- Reassess Your Handling of Client Expenses
Many firms initially cover substantial portions of their clients’ expenses out of their own funds, leading to long lags in out-of-pocket costs and, as time passes, the increased possibility of clients failing to reimburse for these items. If clients do not pay for their actual timely costs, overhead can explode and drain a firm’s resources.
Account for reimbursable costs, direct expenses and other overhead expenses in your billing system. To avoid making clients feel like they are being “nickel-and-dimed,” consider incorporating charges for some overhead items, such as postage and copies, as a surcharge to your hourly rate.
- Take Steps to Encourage Timely Payment

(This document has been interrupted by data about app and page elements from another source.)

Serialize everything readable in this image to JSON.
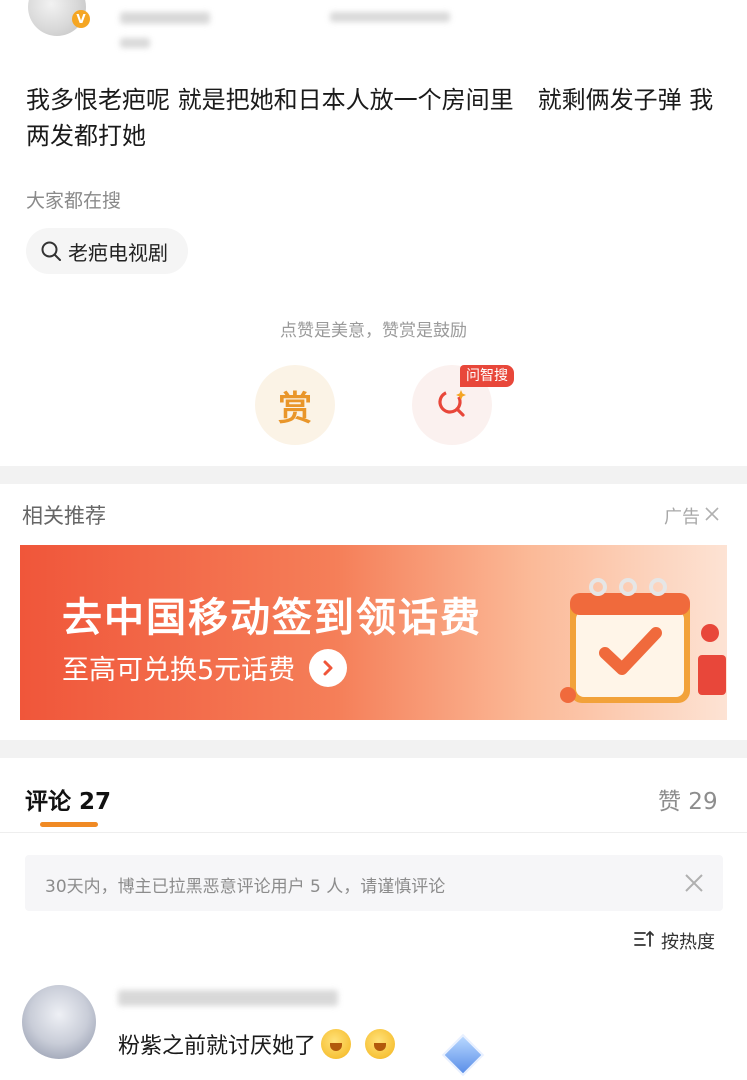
{
  "post": {
    "text": "我多恨老疤呢 就是把她和日本人放一个房间里　就剩俩发子弹 我两发都打她"
  },
  "search_section": {
    "label": "大家都在搜",
    "chip": "老疤电视剧"
  },
  "actions": {
    "hint": "点赞是美意，赞赏是鼓励",
    "reward_glyph": "赏",
    "ask_badge": "问智搜"
  },
  "recommend": {
    "title": "相关推荐",
    "ad_label": "广告"
  },
  "banner": {
    "title": "去中国移动签到领话费",
    "subtitle": "至高可兑换5元话费"
  },
  "comments": {
    "tab_label": "评论 27",
    "likes_label": "赞 29",
    "notice": "30天内，博主已拉黑恶意评论用户 5 人，请谨慎评论",
    "sort_label": "按热度",
    "items": [
      {
        "text": "粉紫之前就讨厌她了"
      }
    ]
  },
  "colors": {
    "accent_orange": "#f08a24",
    "badge_red": "#e8473a",
    "banner_start": "#f0563a"
  }
}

Help your clients help you. If sending invoices electronically, create a link for online payment. Encourage your clients to set up automatic payments by EFT or wire transfer.

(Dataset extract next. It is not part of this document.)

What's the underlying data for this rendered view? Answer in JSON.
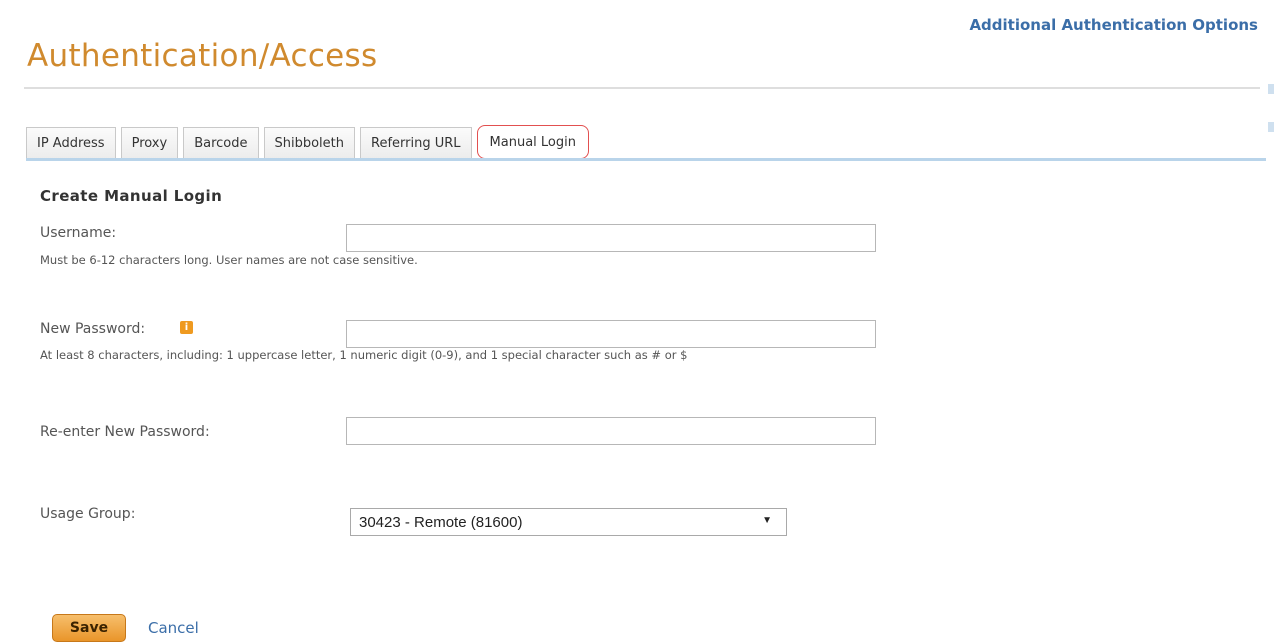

You also might consider offering clients incentive discounts for early payment or consider accepting credit card payments. With discounts, though, it is important to monitor and make sure they are only allowable for immediate payment. Once clients are delinquent, discounting their bills can encourage them to continue to delay payment of their invoices. Consumers do love accumulating credit card points for free travel and other benefits. Credit card processing does come with a merchant processing cost, but that can be eliminated by including a convenience fee for each credit card payment processed.
- Develop a Formal Collection Plan

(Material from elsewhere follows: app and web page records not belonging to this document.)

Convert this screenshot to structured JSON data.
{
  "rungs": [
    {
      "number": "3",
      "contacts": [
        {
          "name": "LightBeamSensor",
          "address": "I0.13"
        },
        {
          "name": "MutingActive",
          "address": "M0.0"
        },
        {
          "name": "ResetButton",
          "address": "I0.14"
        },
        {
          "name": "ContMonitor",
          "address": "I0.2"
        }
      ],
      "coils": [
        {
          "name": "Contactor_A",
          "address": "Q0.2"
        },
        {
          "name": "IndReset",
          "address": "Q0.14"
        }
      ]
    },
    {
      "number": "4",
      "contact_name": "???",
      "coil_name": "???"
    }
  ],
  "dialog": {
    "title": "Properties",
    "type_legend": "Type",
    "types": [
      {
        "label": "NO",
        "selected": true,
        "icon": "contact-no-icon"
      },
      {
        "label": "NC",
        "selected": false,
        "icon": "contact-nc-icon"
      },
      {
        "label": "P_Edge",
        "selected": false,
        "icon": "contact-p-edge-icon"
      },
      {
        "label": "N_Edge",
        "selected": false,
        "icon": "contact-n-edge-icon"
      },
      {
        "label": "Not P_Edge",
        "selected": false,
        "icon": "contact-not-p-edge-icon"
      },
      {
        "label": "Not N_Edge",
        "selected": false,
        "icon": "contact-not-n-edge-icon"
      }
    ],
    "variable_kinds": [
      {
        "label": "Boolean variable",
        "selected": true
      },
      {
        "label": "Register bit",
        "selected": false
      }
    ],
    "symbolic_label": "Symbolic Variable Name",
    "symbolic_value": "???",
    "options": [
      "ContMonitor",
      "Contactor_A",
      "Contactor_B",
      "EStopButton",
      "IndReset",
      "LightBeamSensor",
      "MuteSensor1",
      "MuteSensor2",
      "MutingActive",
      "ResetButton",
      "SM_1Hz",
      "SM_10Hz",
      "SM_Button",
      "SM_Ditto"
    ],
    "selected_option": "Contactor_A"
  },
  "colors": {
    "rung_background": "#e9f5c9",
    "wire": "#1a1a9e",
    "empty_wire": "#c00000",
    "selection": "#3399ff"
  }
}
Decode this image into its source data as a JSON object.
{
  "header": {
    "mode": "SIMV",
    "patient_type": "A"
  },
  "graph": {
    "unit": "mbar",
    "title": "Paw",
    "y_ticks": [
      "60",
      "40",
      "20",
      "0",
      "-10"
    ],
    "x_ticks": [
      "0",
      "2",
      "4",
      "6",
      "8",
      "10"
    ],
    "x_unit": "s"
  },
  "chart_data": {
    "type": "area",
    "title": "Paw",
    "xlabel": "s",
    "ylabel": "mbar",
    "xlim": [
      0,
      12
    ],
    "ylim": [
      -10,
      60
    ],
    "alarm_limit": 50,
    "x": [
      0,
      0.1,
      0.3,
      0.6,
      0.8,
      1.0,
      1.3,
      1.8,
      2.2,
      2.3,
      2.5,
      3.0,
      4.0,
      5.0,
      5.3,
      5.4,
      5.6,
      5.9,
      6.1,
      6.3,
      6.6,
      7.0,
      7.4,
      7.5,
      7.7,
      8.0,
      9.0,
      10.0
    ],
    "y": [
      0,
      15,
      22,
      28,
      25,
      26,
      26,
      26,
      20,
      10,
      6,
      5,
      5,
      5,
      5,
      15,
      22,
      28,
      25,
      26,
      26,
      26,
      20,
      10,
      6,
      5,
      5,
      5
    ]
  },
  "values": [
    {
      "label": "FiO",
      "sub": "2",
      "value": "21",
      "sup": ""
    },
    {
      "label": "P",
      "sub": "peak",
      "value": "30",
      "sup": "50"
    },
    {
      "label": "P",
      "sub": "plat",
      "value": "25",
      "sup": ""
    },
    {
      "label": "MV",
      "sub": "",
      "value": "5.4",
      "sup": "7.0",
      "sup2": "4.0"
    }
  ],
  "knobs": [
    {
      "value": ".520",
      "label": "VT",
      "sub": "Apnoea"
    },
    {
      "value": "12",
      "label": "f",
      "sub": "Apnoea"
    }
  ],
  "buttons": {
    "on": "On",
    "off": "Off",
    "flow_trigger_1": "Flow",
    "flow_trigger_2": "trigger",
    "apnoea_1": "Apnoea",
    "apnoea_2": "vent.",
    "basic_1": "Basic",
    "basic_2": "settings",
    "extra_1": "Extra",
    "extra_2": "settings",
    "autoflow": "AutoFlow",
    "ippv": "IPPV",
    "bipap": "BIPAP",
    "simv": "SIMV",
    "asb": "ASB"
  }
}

Regardless of firm size, collections should never be handled on an ad hoc basis. Have a formal plan that lays out the steps you will pursue when clients miss their payment deadlines. The plan should address:
- When and how follow-up is performed;
- The number of days past due that is deemed delinquency; and
- How delinquencies will be addressed.
For example, the plan could dictate that you will send a new statement as soon as the initial statement is more than 30 days outstanding. Additional follow-ups will go out at 60 and 90 days, perhaps with a phone call or handwritten note from the billing attorney. Frequent communication with delinquent clients is a crucial component in the collection process — and you can automate this communication to make it easier to manage and consistent across all clients.
Consider imposing late fees or a temporary suspension of services at a certain point. If you opt to go this route, though, warn clients of these policies in advance to avoid disgruntled feelings.
Stay on it
Effective cash flow management is an ongoing process. Regularly scrutinize your cash flow statements to identify trends and key performance indicators for cash flow (for example, average days outstanding in work in process or accounts receivable) and adjust your practices accordingly.
Sidebar: Get the partners involved
It is not enough for partners to accurately track their own time; they also must assist in prompting their clients to pay in a timely manner. To help partners do so, provide them regular reports on outstanding invoices by month, collection efforts to date and an aging of unbilled fees.
Set standards or a threshold for unbilled fees. When unbilled fees exceed the threshold or a time period, management should intervene, whether by urging the billing attorney to address the situation or by management handling the client billing directly.
Seek the partners’ input on the best time to convert their clients’ billings into realized fees — that is, when the clients are at peak satisfaction. Your partners should be expected to alert the billing staff when, for example, they or their associates have finished drafting a complicated contract, completed a transaction or secured a favorable ruling in litigation, whether on a motion or the ultimate verdict. Clients are more likely to quickly pay their bills in the wake of positive outcomes.